Phil Mickelson to design "the single greatest short-game facility in the country" for his alma mater
Phil Mickelson is known for having one of the greatest short games in golf history. Now he's doing something that will help his alma mater's golf teams with that aspect of the game.
Papago Golf Course in Tempe, Ariz., is going to be the new home track of Arizona State's golf squads. And that move will include the creation of a new practice facility that's being designed by Mickelson's design team and ASU's two head golf coaches, Matt Thurmond and Missy Farr-Kaye.
"This short-game facility is going to be the single greatest short-game facility in the country," Mickelson says in a video uploaded by Sun Devil Athletics. "It's not going to be the biggest, it's not going to be the most aesthetically beautiful. It's going to be the most functional."

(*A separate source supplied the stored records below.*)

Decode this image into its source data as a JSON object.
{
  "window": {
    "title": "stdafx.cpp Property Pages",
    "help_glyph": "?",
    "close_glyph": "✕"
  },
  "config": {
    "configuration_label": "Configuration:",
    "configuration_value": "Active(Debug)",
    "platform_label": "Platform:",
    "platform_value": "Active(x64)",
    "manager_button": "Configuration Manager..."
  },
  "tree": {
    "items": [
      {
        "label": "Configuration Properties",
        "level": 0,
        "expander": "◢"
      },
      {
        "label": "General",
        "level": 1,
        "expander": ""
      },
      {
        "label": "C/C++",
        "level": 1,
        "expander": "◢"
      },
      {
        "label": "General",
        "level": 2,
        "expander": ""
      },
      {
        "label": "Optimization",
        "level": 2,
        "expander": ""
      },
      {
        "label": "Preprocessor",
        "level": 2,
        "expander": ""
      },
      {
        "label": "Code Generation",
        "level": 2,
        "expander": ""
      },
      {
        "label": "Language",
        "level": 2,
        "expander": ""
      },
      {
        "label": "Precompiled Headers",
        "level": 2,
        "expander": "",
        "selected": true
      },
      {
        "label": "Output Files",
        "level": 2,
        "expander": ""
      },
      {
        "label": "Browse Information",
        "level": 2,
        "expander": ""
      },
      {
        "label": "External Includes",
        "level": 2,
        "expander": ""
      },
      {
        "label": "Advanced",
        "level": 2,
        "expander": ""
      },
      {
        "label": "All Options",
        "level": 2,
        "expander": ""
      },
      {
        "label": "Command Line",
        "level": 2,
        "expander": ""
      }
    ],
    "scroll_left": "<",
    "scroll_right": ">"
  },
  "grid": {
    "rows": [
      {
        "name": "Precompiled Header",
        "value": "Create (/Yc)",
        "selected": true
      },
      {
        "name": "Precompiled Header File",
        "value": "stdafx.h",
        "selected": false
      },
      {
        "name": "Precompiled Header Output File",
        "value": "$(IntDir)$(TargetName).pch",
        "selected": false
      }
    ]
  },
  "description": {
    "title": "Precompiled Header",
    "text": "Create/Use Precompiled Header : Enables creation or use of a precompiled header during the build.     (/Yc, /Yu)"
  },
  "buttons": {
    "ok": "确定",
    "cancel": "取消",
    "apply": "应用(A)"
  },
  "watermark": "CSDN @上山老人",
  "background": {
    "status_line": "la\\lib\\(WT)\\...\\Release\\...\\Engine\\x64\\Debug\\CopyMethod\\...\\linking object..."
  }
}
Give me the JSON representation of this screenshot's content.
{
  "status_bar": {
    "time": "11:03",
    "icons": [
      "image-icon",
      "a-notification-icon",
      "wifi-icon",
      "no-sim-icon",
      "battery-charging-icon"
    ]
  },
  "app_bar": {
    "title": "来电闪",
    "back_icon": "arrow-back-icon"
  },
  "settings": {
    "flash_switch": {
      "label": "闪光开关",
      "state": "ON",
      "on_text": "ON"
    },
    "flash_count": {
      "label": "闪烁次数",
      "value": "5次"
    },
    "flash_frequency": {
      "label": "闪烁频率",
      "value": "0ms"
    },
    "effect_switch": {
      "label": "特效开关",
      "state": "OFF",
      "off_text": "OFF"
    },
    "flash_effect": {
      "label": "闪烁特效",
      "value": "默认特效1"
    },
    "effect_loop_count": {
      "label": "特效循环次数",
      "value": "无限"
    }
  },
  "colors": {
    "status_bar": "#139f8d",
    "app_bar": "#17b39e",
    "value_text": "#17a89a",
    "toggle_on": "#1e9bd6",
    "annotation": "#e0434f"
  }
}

During his four years at ASU, Mickelson won the NCAA individual championship three times, captured the 1990 U.S. Amateur, and even won a PGA Tour title, the 1991 Northern Telecom Open in nearby Tucson. Mickelson also led the Sun Devils to their first NCAA team championship in 1990 before graduating in 1992.
According to Golfweek, the school signed a 30-year agreement with Papago, and the practice facility will feature 6,750 square feet of indoor facilities and 2,400 square feet of covered outdoor space in addition to the short-game area and a driving range. Development of the Mickelson-designed short-game area is slated to get underway this year.
Elaborate facilities to attract recruits are becoming common in college athletics. Just recently, Clemson's football program opened a $55 million center that includes a golf simulator and a mini-golf course. Yes, that's the Clemson football program.
"We want to provide the ultimate training and learning environment for them," said Thurmond, who replaced Mickelson's brother, Tim, as men's head coach after he left to manage former ASU star Jon Rahm. "The place where you just simply can't afford not to be here, because it's so much better than anywhere else."